Your goal –
Look through the lines below; wherever the word "face" appears, copy that line.

Data for this exercise –

____________________

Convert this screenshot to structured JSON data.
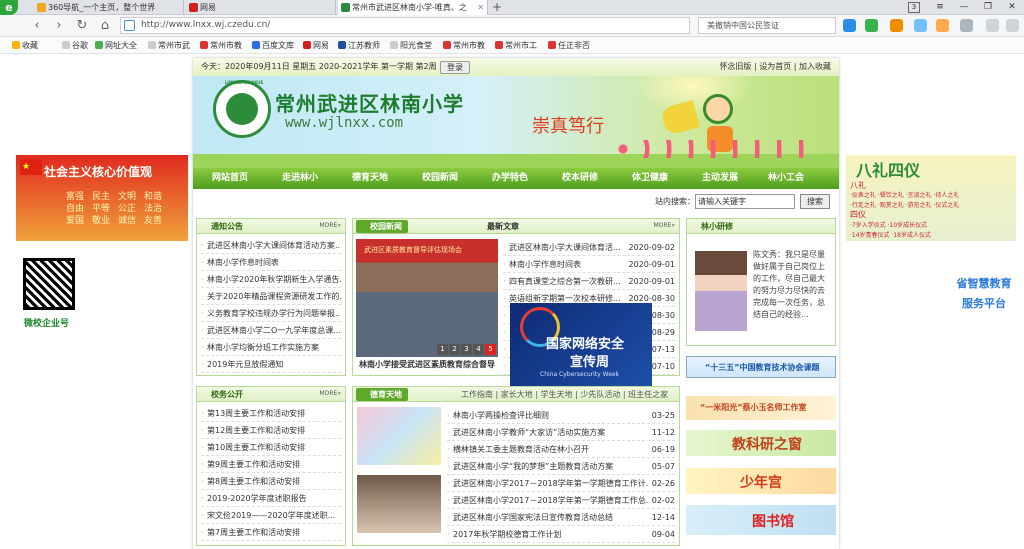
{
  "browser": {
    "tabs": [
      {
        "title": "360导航_一个主页，整个世界",
        "active": false
      },
      {
        "title": "网易",
        "active": false
      },
      {
        "title": "常州市武进区林南小学-唯真、之",
        "active": true
      }
    ],
    "new_tab": "+",
    "tab_count": "3",
    "url": "http://www.lnxx.wj.czedu.cn/",
    "search_text": "美撤销中国公民签证",
    "bookmarks": [
      "收藏",
      "谷歌",
      "网址大全",
      "常州市武",
      "常州市教",
      "百度文库",
      "网易",
      "江苏教师",
      "阳光食堂",
      "常州市教",
      "常州市工",
      "任正非否"
    ]
  },
  "site": {
    "date_line": "今天：2020年09月11日 星期五 2020-2021学年 第一学期 第2周",
    "login": "登录",
    "top_links": "怀念旧版 | 设为首页 | 加入收藏",
    "title": "常州武进区林南小学",
    "url_text": "www.wjlnxx.com",
    "motto": "崇真笃行",
    "logo_text": "LINNAN XIAOXUE",
    "nav": [
      "网站首页",
      "走进林小",
      "德育天地",
      "校园新闻",
      "办学特色",
      "校本研修",
      "体卫健康",
      "主动发展",
      "林小工会"
    ],
    "search_label": "站内搜索：",
    "search_placeholder": "请输入关键字",
    "search_btn": "搜索"
  },
  "more": "MORE»",
  "notices": {
    "title": "通知公告",
    "items": [
      "武进区林南小学大课间体育活动方案...",
      "林南小学作息时间表",
      "林南小学2020年秋学期新生入学通告...",
      "关于2020年精品课程资源研发工作的...",
      "义务教育学校违规办学行为问题举报...",
      "武进区林南小学二O一九学年度总课...",
      "林南小学均衡分班工作实施方案",
      "2019年元旦放假通知"
    ]
  },
  "campus_news": {
    "title": "校园新闻",
    "banner": "武进区素质教育督导评估现场会",
    "caption": "林南小学接受武进区素质教育综合督导",
    "pager": [
      "1",
      "2",
      "3",
      "4",
      "5"
    ],
    "latest_title": "最新文章",
    "items": [
      {
        "t": "武进区林南小学大课间体育活...",
        "d": "2020-09-02"
      },
      {
        "t": "林南小学作息时间表",
        "d": "2020-09-01"
      },
      {
        "t": "四有真课堂之综合第一次教研...",
        "d": "2020-09-01"
      },
      {
        "t": "英语组新学期第一次校本研修...",
        "d": "2020-08-30"
      },
      {
        "t": "",
        "d": "08-30"
      },
      {
        "t": "",
        "d": "08-29"
      },
      {
        "t": "",
        "d": "07-13"
      },
      {
        "t": "",
        "d": "07-10"
      }
    ]
  },
  "cyber_ad": {
    "line1": "国家网络安全",
    "line2": "宣传周",
    "en": "China Cybersecurity Week"
  },
  "teacher": {
    "title": "林小研修",
    "text": "陈文秀：我只是尽量做好属于自己岗位上的工作，尽自己最大的努力尽力尽快的去完成每一次任务，总结自己的经验..."
  },
  "school_affairs": {
    "title": "校务公开",
    "items": [
      "第13周主要工作和活动安排",
      "第12周主要工作和活动安排",
      "第10周主要工作和活动安排",
      "第9周主要工作和活动安排",
      "第8周主要工作和活动安排",
      "2019-2020学年度述职报告",
      "宋文俭2019——2020学年度述职...",
      "第7周主要工作和活动安排"
    ]
  },
  "moral": {
    "title": "德育天地",
    "tabs1": "工作指南 | 家长大地 | 学生天地 | 少先队活动 | 班主任之家",
    "items": [
      {
        "t": "林南小学两操检查评比细则",
        "d": "03-25"
      },
      {
        "t": "武进区林南小学教师“大家访”活动实施方案",
        "d": "11-12"
      },
      {
        "t": "横林镇关工委主题教育活动在林小召开",
        "d": "06-19"
      },
      {
        "t": "武进区林南小学“我的梦想”主题教育活动方案",
        "d": "05-07"
      },
      {
        "t": "武进区林南小学2017－2018学年第一学期德育工作计...",
        "d": "02-26"
      },
      {
        "t": "武进区林南小学2017－2018学年第一学期德育工作总...",
        "d": "02-02"
      },
      {
        "t": "武进区林南小学国家宪法日宣传教育活动总结",
        "d": "12-14"
      },
      {
        "t": "2017年秋学期校德育工作计划",
        "d": "09-04"
      }
    ]
  },
  "ads": {
    "left_values": "社会主义核心价值观",
    "left_words": [
      "富强",
      "民主",
      "文明",
      "和谐",
      "自由",
      "平等",
      "公正",
      "法治",
      "爱国",
      "敬业",
      "诚信",
      "友善"
    ],
    "qr_label": "微校企业号",
    "right_title": "八礼四仪",
    "right_sub": "八礼",
    "right_sub2": "四仪",
    "right_lines": [
      "·仪表之礼 ·餐饮之礼 ·言谈之礼 ·待人之礼",
      "·行走之礼 ·观赏之礼 ·游览之礼 ·仪式之礼",
      "·7岁入学仪式 ·10岁成长仪式",
      "·14岁青春仪式 ·18岁成人仪式"
    ],
    "smart_edu": "省智慧教育服务平台",
    "thirteen": "“十三五”中国教育技术协会课题",
    "sunshine": "“一米阳光”蔡小玉名师工作室",
    "research": "教科研之窗",
    "youth": "少年宫",
    "library": "图书馆"
  }
}
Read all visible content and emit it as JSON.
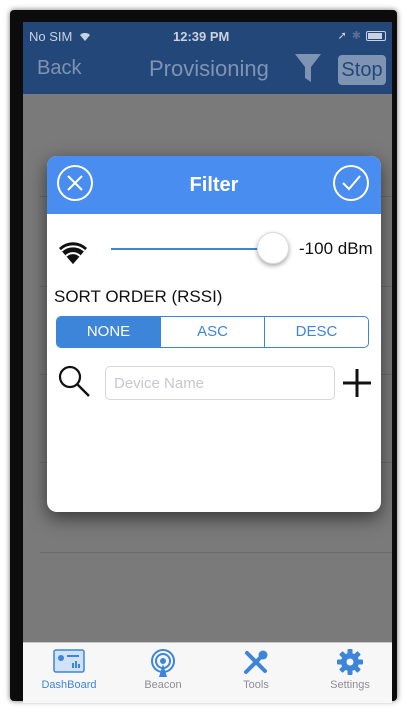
{
  "status_bar": {
    "carrier": "No SIM",
    "time": "12:39 PM"
  },
  "nav": {
    "back_label": "Back",
    "title": "Provisioning",
    "stop_label": "Stop"
  },
  "filter_dialog": {
    "title": "Filter",
    "rssi": {
      "value": -100,
      "value_label": "-100 dBm"
    },
    "sort_order_label": "SORT ORDER (RSSI)",
    "sort_options": [
      "NONE",
      "ASC",
      "DESC"
    ],
    "sort_selected": "NONE",
    "device_name": {
      "value": "",
      "placeholder": "Device Name"
    }
  },
  "tab_bar": {
    "items": [
      {
        "label": "DashBoard",
        "icon": "dashboard-icon",
        "active": true
      },
      {
        "label": "Beacon",
        "icon": "beacon-icon",
        "active": false
      },
      {
        "label": "Tools",
        "icon": "tools-icon",
        "active": false
      },
      {
        "label": "Settings",
        "icon": "gear-icon",
        "active": false
      }
    ]
  },
  "colors": {
    "accent": "#4a8df0",
    "nav_dimmed": "#24477a",
    "segment": "#3d85d8",
    "tab_active": "#3d85d8",
    "tab_inactive": "#8e8e93"
  }
}
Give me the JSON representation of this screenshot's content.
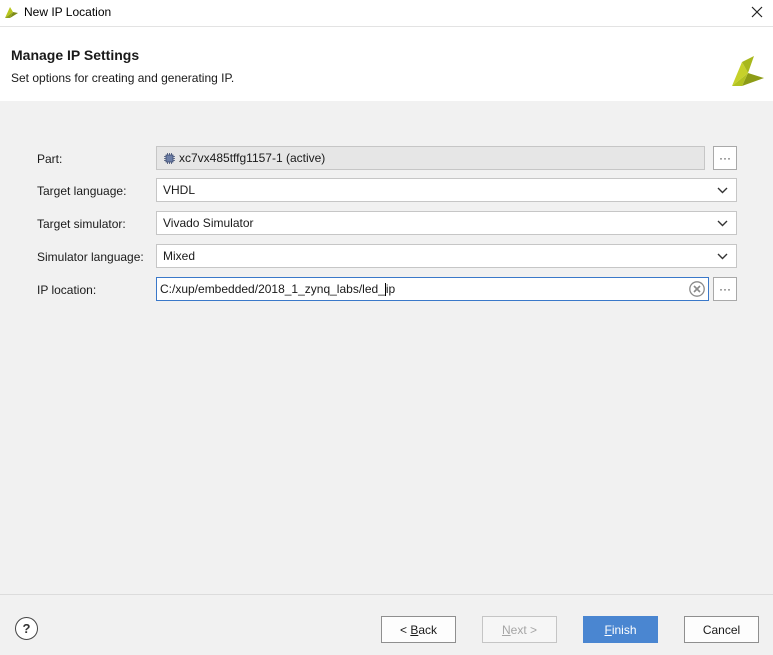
{
  "window": {
    "title": "New IP Location",
    "close_label": "✕"
  },
  "header": {
    "title": "Manage IP Settings",
    "subtitle": "Set options for creating and generating IP."
  },
  "form": {
    "part": {
      "label": "Part:",
      "value": "xc7vx485tffg1157-1 (active)",
      "browse": "···"
    },
    "target_language": {
      "label": "Target language:",
      "value": "VHDL"
    },
    "target_simulator": {
      "label": "Target simulator:",
      "value": "Vivado Simulator"
    },
    "simulator_language": {
      "label": "Simulator language:",
      "value": "Mixed"
    },
    "ip_location": {
      "label": "IP location:",
      "value_before_cursor": "C:/xup/embedded/2018_1_zynq_labs/led_",
      "value_after_cursor": "ip",
      "browse": "···"
    }
  },
  "footer": {
    "help": "?",
    "back_prefix": "< ",
    "back_mnemonic": "B",
    "back_rest": "ack",
    "next_mnemonic": "N",
    "next_rest": "ext >",
    "finish_mnemonic": "F",
    "finish_rest": "inish",
    "cancel": "Cancel"
  },
  "colors": {
    "accent": "#4a86d1",
    "logo": "#b9c71e"
  }
}
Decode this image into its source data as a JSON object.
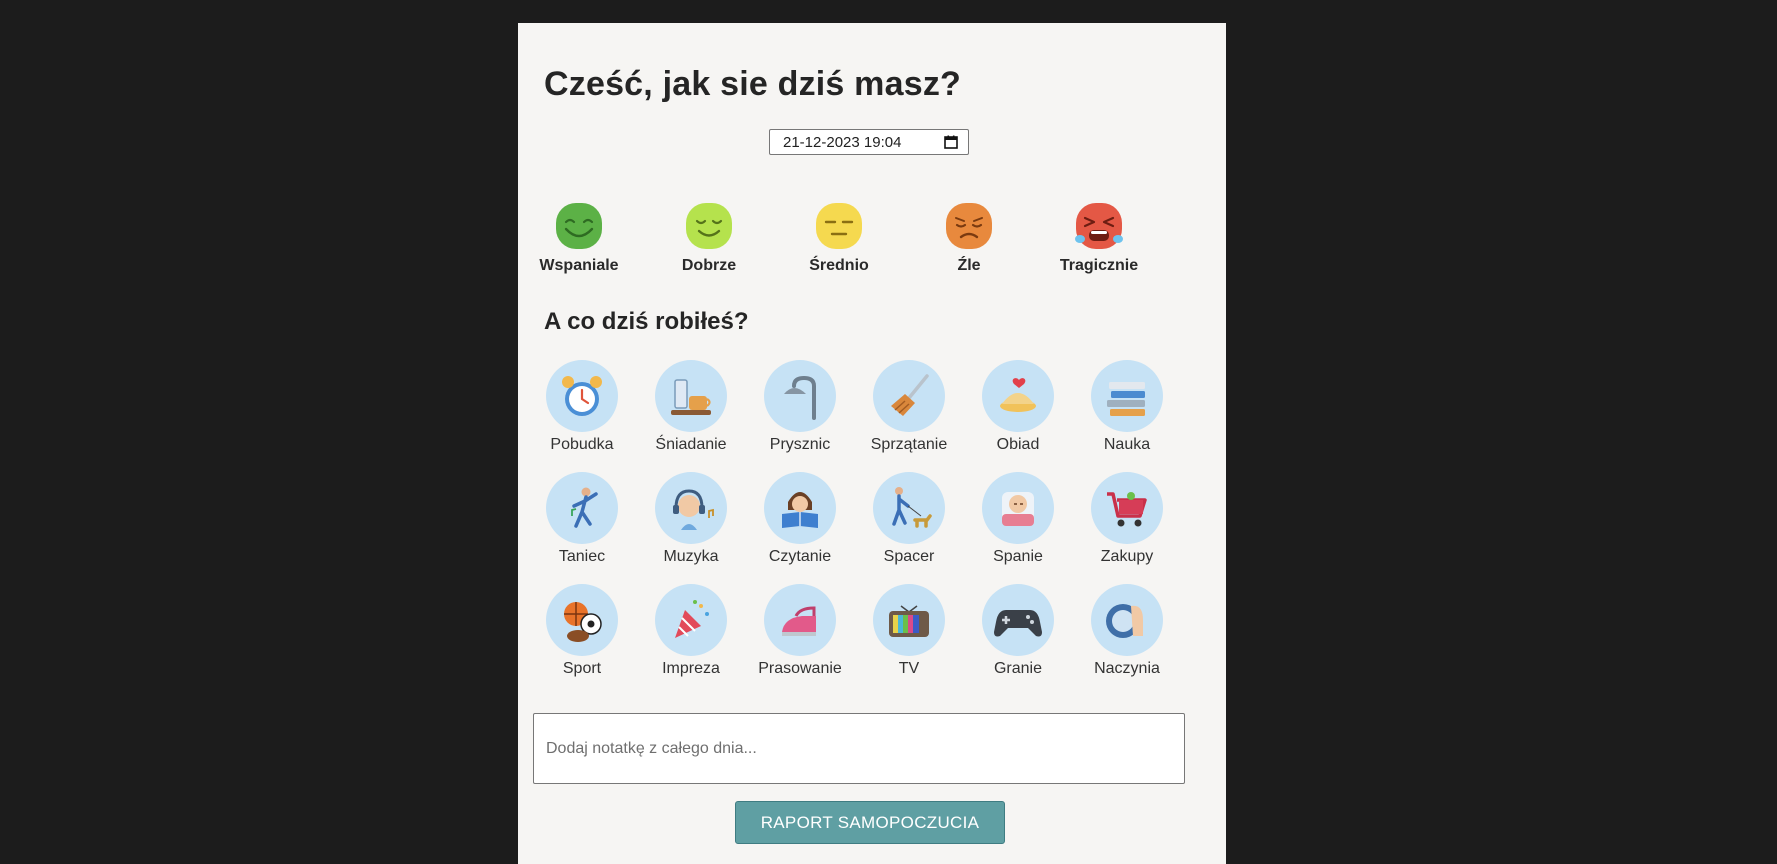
{
  "header": {
    "title": "Cześć, jak sie dziś masz?"
  },
  "date_input": {
    "value": "21-12-2023 19:04",
    "icon": "calendar-icon"
  },
  "moods": [
    {
      "label": "Wspaniale",
      "icon": "grinning-face-icon",
      "color": "#5cb146"
    },
    {
      "label": "Dobrze",
      "icon": "smiling-face-icon",
      "color": "#b5e24d"
    },
    {
      "label": "Średnio",
      "icon": "neutral-face-icon",
      "color": "#f5d94f"
    },
    {
      "label": "Źle",
      "icon": "sad-face-icon",
      "color": "#e8893d"
    },
    {
      "label": "Tragicznie",
      "icon": "crying-face-icon",
      "color": "#e45845"
    }
  ],
  "activities_section": {
    "title": "A co dziś robiłeś?",
    "items": [
      {
        "label": "Pobudka",
        "icon": "alarm-clock-icon"
      },
      {
        "label": "Śniadanie",
        "icon": "breakfast-icon"
      },
      {
        "label": "Prysznic",
        "icon": "shower-icon"
      },
      {
        "label": "Sprzątanie",
        "icon": "broom-icon"
      },
      {
        "label": "Obiad",
        "icon": "dinner-icon"
      },
      {
        "label": "Nauka",
        "icon": "books-icon"
      },
      {
        "label": "Taniec",
        "icon": "dancer-icon"
      },
      {
        "label": "Muzyka",
        "icon": "headphones-icon"
      },
      {
        "label": "Czytanie",
        "icon": "reading-icon"
      },
      {
        "label": "Spacer",
        "icon": "dog-walk-icon"
      },
      {
        "label": "Spanie",
        "icon": "sleeping-icon"
      },
      {
        "label": "Zakupy",
        "icon": "shopping-cart-icon"
      },
      {
        "label": "Sport",
        "icon": "balls-icon"
      },
      {
        "label": "Impreza",
        "icon": "party-popper-icon"
      },
      {
        "label": "Prasowanie",
        "icon": "iron-icon"
      },
      {
        "label": "TV",
        "icon": "tv-icon"
      },
      {
        "label": "Granie",
        "icon": "gamepad-icon"
      },
      {
        "label": "Naczynia",
        "icon": "dishes-icon"
      }
    ]
  },
  "note": {
    "placeholder": "Dodaj notatkę z całego dnia..."
  },
  "submit": {
    "label": "RAPORT SAMOPOCZUCIA"
  }
}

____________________

Result –
      "icon": "grinning-face-icon",
      "icon": "smiling-face-icon",
      "icon": "neutral-face-icon",
      "icon": "sad-face-icon",
      "icon": "crying-face-icon",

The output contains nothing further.